What is needed |
Whenever a line in the entries below contains the string "Extended", copy that line.

[Opening Data for review section]

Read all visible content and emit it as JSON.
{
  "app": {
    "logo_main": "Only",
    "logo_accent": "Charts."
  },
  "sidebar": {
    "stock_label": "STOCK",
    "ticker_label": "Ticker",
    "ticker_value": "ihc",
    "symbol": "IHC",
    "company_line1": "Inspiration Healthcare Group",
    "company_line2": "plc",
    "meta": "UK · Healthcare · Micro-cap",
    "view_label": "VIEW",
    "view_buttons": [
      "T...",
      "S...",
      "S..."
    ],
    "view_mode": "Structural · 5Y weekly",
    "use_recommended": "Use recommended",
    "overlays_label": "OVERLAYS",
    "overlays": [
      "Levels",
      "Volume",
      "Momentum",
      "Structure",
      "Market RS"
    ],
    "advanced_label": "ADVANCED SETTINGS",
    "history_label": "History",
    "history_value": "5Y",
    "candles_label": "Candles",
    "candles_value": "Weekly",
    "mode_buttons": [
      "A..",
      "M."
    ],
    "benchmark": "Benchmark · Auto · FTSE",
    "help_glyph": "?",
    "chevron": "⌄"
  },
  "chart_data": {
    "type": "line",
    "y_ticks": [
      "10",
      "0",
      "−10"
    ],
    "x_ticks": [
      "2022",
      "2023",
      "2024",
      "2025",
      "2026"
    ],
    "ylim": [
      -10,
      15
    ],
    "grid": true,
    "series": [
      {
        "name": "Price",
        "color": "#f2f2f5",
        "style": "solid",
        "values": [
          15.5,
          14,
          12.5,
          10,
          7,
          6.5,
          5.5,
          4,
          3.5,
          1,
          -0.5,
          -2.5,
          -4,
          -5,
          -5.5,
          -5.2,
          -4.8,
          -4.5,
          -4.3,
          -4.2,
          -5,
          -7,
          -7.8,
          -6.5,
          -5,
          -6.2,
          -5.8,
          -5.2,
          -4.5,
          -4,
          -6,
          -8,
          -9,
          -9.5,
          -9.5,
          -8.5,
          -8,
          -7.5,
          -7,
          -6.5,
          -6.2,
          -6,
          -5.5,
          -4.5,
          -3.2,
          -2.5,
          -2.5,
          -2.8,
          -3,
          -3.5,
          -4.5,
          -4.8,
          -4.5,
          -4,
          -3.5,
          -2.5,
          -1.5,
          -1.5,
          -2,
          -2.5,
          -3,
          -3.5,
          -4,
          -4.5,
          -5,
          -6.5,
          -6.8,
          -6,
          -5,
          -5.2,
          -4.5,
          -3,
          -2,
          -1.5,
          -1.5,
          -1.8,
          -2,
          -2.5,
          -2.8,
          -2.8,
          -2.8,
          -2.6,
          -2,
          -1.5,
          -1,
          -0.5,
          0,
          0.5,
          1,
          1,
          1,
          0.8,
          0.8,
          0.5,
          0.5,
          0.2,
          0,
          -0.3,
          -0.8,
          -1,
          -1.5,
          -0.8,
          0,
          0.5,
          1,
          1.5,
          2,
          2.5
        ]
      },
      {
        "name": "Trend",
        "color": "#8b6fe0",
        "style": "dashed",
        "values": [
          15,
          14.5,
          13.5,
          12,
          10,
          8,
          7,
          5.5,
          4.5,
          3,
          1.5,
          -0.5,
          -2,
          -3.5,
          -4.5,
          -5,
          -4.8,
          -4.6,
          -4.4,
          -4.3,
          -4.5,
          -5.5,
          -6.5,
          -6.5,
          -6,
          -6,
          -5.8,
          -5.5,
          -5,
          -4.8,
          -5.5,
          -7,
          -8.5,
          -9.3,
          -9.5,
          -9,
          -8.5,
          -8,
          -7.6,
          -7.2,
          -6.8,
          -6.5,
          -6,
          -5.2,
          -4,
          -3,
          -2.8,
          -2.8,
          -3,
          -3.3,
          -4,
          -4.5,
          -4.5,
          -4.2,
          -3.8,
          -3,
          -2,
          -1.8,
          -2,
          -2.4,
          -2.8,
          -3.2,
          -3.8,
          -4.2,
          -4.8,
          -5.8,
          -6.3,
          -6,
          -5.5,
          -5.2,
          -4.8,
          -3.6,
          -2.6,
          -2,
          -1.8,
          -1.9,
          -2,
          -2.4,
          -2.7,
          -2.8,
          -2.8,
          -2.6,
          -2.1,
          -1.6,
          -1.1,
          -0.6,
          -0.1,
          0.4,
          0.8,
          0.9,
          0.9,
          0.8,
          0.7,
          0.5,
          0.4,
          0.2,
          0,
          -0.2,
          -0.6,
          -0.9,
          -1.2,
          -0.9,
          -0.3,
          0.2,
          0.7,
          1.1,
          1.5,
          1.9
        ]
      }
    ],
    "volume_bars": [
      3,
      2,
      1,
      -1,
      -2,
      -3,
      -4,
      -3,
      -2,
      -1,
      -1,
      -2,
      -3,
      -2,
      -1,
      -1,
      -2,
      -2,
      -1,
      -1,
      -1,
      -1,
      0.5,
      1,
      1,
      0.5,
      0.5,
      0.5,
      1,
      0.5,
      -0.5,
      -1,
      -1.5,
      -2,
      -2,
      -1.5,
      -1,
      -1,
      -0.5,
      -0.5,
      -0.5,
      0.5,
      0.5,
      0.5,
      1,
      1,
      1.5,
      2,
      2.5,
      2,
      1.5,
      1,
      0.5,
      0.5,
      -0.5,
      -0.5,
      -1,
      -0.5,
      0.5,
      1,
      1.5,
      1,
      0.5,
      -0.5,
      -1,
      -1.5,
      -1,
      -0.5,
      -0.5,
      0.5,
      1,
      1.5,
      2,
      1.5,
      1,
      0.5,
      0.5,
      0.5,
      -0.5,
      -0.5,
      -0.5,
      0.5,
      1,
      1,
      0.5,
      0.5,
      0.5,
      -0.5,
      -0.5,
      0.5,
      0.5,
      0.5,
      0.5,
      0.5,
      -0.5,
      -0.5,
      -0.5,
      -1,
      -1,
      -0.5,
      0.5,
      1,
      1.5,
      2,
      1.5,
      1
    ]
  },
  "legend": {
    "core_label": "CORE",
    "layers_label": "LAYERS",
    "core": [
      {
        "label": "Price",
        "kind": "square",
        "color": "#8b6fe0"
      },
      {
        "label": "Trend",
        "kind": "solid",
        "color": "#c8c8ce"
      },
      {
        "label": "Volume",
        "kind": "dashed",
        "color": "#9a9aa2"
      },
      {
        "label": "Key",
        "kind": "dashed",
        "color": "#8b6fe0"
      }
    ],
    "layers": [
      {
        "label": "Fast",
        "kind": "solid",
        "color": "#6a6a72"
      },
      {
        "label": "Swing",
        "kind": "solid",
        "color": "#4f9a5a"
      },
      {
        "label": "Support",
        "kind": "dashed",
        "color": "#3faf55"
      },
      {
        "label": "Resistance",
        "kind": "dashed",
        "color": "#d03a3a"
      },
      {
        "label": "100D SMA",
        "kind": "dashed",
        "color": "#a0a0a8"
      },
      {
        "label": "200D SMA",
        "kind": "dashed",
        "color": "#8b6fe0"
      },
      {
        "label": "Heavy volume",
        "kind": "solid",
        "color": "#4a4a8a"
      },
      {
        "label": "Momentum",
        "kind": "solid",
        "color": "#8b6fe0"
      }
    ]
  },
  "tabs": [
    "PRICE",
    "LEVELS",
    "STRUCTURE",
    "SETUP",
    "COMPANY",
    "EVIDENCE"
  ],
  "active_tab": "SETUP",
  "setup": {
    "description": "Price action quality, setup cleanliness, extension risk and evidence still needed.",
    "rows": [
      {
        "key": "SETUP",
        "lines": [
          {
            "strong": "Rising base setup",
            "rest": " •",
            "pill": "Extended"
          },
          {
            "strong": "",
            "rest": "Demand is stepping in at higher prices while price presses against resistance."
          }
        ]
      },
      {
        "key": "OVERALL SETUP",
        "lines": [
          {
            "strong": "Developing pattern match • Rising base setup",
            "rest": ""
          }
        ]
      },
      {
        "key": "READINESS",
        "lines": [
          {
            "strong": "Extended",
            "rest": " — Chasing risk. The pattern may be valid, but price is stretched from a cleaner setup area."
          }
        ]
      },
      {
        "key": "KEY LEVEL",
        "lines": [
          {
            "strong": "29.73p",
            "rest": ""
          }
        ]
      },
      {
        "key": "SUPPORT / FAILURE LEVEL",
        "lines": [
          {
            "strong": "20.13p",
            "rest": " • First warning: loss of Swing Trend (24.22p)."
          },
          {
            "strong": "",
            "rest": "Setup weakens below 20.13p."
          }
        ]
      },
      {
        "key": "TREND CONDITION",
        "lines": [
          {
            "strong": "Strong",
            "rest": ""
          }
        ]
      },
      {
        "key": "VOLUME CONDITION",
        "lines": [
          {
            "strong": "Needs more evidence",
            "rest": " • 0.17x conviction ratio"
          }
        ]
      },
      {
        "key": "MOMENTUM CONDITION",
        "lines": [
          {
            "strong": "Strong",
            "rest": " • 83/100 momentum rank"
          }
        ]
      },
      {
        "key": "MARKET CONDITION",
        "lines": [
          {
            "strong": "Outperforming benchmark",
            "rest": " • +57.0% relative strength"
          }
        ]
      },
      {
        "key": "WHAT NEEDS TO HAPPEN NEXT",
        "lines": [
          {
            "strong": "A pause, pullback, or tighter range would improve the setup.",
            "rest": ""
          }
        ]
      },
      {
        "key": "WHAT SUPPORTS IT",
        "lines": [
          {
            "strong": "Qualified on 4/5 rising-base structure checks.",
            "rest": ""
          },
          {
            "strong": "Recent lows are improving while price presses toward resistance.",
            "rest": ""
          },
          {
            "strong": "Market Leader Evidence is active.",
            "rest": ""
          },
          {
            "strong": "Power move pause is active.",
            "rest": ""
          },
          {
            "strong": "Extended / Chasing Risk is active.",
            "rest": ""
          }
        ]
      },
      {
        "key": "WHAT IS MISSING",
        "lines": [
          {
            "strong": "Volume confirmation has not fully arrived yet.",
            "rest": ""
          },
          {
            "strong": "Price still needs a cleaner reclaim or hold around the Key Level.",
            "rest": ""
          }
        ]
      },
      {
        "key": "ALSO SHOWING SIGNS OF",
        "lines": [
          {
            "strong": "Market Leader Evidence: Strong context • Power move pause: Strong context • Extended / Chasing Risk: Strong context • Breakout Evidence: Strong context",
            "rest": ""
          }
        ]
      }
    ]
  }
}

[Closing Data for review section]

Answer |
            "pill": "Extended"
            "strong": "Extended",
            "strong": "Extended / Chasing Risk is active.",
            "strong": "Market Leader Evidence: Strong context • Power move pause: Strong context • Extended / Chasing Risk: Strong context • Breakout Evidence: Strong context",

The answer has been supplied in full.